The task:
Below, find each line holding "section" and state how many there are, using the number alone.

Source information:
*** Block opens ***

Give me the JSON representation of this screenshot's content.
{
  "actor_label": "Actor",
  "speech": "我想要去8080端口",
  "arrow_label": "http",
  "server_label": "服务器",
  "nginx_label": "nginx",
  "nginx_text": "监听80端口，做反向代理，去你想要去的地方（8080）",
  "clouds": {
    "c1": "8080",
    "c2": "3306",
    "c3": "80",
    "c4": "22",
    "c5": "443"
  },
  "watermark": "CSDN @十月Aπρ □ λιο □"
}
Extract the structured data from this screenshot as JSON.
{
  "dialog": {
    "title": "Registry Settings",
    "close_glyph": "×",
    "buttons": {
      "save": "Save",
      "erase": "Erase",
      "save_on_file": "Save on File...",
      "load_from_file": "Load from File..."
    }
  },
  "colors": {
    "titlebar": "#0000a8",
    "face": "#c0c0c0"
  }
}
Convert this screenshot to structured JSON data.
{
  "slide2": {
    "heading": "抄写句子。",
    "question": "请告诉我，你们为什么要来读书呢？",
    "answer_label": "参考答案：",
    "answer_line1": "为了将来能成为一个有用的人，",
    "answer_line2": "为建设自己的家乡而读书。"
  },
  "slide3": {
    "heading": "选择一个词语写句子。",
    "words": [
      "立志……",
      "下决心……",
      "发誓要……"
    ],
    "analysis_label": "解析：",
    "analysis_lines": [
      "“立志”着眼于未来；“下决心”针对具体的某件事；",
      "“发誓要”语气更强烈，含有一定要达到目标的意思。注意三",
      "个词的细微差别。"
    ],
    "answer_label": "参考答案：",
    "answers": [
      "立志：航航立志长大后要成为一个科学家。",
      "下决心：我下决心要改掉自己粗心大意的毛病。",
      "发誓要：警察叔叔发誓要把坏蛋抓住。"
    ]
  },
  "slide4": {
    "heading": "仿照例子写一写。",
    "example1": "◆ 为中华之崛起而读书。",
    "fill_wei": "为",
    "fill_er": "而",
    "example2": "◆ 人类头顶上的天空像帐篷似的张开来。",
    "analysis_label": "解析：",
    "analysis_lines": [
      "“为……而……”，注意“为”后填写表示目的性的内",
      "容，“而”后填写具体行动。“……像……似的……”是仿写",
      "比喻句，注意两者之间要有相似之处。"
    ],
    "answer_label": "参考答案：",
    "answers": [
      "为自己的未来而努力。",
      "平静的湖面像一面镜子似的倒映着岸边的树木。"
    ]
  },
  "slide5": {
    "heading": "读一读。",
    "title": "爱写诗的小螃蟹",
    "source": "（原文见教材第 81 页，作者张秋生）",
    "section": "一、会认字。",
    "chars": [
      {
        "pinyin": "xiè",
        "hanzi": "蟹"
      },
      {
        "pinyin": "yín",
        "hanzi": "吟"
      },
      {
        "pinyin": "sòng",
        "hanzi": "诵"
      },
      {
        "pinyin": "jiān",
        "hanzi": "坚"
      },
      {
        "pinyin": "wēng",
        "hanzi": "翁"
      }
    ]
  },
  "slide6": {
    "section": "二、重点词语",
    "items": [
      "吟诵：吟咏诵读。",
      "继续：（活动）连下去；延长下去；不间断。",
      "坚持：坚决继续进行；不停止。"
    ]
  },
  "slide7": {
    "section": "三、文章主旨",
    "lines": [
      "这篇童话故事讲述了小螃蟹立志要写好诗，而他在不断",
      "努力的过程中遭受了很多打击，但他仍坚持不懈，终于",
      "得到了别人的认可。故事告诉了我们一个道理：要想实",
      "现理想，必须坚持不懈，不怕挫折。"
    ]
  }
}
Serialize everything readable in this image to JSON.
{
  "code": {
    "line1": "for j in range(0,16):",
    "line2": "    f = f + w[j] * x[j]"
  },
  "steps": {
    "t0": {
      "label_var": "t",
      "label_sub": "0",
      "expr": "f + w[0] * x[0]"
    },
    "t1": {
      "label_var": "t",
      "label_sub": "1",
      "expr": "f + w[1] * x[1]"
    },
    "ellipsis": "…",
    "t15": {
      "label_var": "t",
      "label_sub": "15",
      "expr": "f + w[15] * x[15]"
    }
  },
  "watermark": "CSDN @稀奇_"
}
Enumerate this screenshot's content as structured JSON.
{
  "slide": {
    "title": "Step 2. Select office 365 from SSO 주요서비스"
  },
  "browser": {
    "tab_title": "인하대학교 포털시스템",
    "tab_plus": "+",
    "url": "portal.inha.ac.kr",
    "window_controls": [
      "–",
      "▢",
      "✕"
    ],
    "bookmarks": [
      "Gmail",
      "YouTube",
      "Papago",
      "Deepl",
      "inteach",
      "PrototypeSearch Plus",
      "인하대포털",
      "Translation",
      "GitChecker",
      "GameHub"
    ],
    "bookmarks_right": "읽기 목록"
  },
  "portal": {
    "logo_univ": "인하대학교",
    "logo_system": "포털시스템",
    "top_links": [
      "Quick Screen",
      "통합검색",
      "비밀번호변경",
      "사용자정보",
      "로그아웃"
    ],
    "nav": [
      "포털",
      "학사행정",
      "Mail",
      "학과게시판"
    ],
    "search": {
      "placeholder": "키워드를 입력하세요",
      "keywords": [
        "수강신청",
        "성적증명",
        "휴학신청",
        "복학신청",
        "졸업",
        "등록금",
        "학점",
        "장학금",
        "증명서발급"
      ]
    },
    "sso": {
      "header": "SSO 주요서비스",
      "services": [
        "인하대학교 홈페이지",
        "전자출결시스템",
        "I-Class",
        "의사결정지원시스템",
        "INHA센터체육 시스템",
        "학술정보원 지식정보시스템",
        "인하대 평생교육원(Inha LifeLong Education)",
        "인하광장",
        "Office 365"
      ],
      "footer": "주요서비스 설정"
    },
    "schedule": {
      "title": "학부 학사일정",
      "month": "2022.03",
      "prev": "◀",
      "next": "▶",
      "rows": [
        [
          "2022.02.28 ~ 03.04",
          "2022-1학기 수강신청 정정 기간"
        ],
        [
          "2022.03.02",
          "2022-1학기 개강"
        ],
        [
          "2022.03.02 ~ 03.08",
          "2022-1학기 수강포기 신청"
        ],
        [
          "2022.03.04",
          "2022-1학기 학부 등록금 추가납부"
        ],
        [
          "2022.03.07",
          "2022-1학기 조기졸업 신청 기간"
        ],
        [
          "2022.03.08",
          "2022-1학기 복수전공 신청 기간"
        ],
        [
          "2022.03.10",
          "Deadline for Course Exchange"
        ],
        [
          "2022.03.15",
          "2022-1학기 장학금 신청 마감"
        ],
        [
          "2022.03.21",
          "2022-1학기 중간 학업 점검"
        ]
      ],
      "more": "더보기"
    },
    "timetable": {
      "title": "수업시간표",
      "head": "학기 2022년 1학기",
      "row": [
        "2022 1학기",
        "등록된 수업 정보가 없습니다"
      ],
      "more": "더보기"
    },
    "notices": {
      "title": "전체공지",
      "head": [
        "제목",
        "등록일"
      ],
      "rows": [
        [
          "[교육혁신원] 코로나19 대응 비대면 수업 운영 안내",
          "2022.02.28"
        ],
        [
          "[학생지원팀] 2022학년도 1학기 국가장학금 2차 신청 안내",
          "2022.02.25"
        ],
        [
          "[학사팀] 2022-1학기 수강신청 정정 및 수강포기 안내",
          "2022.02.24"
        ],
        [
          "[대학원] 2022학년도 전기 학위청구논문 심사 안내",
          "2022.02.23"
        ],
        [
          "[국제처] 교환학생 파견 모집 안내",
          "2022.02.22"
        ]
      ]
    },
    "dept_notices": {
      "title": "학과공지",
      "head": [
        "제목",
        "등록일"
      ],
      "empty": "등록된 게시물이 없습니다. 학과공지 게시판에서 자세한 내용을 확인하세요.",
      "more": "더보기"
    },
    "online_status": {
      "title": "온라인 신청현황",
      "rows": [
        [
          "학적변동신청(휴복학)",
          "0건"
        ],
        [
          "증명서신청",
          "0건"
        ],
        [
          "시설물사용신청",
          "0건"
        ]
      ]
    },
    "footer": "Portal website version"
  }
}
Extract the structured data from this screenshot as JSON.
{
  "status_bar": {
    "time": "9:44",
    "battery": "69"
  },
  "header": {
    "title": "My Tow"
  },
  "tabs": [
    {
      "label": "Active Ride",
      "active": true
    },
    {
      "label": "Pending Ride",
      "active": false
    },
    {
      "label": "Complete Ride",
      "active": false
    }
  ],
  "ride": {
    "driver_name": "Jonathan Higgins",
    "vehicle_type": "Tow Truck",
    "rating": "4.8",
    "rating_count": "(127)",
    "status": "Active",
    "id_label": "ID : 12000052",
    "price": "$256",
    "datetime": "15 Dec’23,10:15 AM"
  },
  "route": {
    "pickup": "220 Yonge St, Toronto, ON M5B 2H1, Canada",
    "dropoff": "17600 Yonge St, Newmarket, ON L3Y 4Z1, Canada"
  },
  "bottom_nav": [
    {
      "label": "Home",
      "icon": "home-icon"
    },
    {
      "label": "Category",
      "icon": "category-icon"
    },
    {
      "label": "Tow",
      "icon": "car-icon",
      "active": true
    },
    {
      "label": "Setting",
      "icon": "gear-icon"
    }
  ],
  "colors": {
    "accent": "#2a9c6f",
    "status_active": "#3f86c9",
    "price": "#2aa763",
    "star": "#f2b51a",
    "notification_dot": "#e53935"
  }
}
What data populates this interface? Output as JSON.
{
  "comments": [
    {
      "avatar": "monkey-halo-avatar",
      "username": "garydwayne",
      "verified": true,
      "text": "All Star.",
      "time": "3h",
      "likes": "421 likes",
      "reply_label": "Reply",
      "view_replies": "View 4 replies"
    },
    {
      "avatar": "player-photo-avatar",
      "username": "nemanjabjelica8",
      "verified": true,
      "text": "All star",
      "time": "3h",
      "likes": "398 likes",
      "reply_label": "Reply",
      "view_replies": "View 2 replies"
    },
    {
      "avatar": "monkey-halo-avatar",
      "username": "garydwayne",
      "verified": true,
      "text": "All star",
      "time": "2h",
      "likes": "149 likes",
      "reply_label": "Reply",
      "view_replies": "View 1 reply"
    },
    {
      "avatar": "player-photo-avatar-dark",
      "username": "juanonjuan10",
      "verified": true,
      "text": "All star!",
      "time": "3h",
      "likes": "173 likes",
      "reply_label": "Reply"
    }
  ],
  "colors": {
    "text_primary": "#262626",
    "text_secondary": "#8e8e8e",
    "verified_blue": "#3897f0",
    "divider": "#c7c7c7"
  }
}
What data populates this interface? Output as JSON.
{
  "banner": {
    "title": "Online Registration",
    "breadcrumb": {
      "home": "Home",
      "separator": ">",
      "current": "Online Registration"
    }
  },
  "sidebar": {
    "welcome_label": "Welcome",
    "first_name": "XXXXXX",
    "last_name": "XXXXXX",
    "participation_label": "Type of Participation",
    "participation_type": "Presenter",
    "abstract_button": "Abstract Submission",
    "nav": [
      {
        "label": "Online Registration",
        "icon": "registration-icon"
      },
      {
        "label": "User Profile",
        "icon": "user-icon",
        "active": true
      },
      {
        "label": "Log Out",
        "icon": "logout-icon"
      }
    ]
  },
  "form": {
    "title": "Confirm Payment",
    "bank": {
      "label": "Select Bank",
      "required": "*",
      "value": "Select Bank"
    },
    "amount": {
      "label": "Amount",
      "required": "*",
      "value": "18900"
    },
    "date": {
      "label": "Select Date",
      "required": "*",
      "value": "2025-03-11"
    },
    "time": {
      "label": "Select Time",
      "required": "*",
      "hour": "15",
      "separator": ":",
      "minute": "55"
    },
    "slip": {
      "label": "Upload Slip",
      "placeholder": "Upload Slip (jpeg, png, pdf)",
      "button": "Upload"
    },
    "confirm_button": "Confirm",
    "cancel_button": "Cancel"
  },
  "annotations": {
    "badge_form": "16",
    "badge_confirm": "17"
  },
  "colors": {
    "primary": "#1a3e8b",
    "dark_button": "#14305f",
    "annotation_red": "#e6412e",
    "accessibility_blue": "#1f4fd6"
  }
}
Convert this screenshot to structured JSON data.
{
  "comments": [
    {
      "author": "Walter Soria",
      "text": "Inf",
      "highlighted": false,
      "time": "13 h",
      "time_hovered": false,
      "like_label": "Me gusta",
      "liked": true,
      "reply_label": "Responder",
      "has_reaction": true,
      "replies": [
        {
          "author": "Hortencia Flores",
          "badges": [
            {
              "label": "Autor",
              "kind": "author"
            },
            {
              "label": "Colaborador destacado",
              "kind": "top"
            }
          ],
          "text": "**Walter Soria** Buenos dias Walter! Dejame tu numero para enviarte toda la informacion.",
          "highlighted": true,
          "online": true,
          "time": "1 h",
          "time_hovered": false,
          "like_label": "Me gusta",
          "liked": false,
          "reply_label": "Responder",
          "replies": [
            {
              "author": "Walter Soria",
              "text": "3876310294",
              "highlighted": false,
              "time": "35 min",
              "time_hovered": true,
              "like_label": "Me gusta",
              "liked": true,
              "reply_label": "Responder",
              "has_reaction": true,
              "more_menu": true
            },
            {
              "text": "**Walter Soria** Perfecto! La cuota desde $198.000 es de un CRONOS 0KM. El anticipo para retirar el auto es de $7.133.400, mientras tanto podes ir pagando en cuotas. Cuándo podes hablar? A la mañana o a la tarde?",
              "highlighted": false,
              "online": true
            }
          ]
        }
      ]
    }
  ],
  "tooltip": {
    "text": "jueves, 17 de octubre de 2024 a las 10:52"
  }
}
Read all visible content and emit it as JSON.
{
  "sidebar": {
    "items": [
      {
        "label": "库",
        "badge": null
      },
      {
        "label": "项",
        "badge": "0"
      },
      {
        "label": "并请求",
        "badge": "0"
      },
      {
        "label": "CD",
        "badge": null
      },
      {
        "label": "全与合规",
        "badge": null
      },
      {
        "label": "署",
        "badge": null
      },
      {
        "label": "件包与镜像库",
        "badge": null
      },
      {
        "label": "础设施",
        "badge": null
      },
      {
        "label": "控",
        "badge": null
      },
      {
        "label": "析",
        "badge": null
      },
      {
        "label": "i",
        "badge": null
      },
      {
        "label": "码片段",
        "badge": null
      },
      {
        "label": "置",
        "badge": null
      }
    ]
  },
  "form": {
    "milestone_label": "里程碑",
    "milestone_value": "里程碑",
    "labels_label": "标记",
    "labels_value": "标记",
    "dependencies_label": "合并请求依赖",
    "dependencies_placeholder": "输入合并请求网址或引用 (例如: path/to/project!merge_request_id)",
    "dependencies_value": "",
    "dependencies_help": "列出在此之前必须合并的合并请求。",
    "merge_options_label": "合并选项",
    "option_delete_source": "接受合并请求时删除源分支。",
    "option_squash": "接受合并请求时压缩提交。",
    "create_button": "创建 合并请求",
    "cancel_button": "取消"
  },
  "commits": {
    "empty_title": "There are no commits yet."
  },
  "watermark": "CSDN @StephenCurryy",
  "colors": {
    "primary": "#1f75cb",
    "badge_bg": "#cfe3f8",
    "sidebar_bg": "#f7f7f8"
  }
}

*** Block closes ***

Result of the task:
3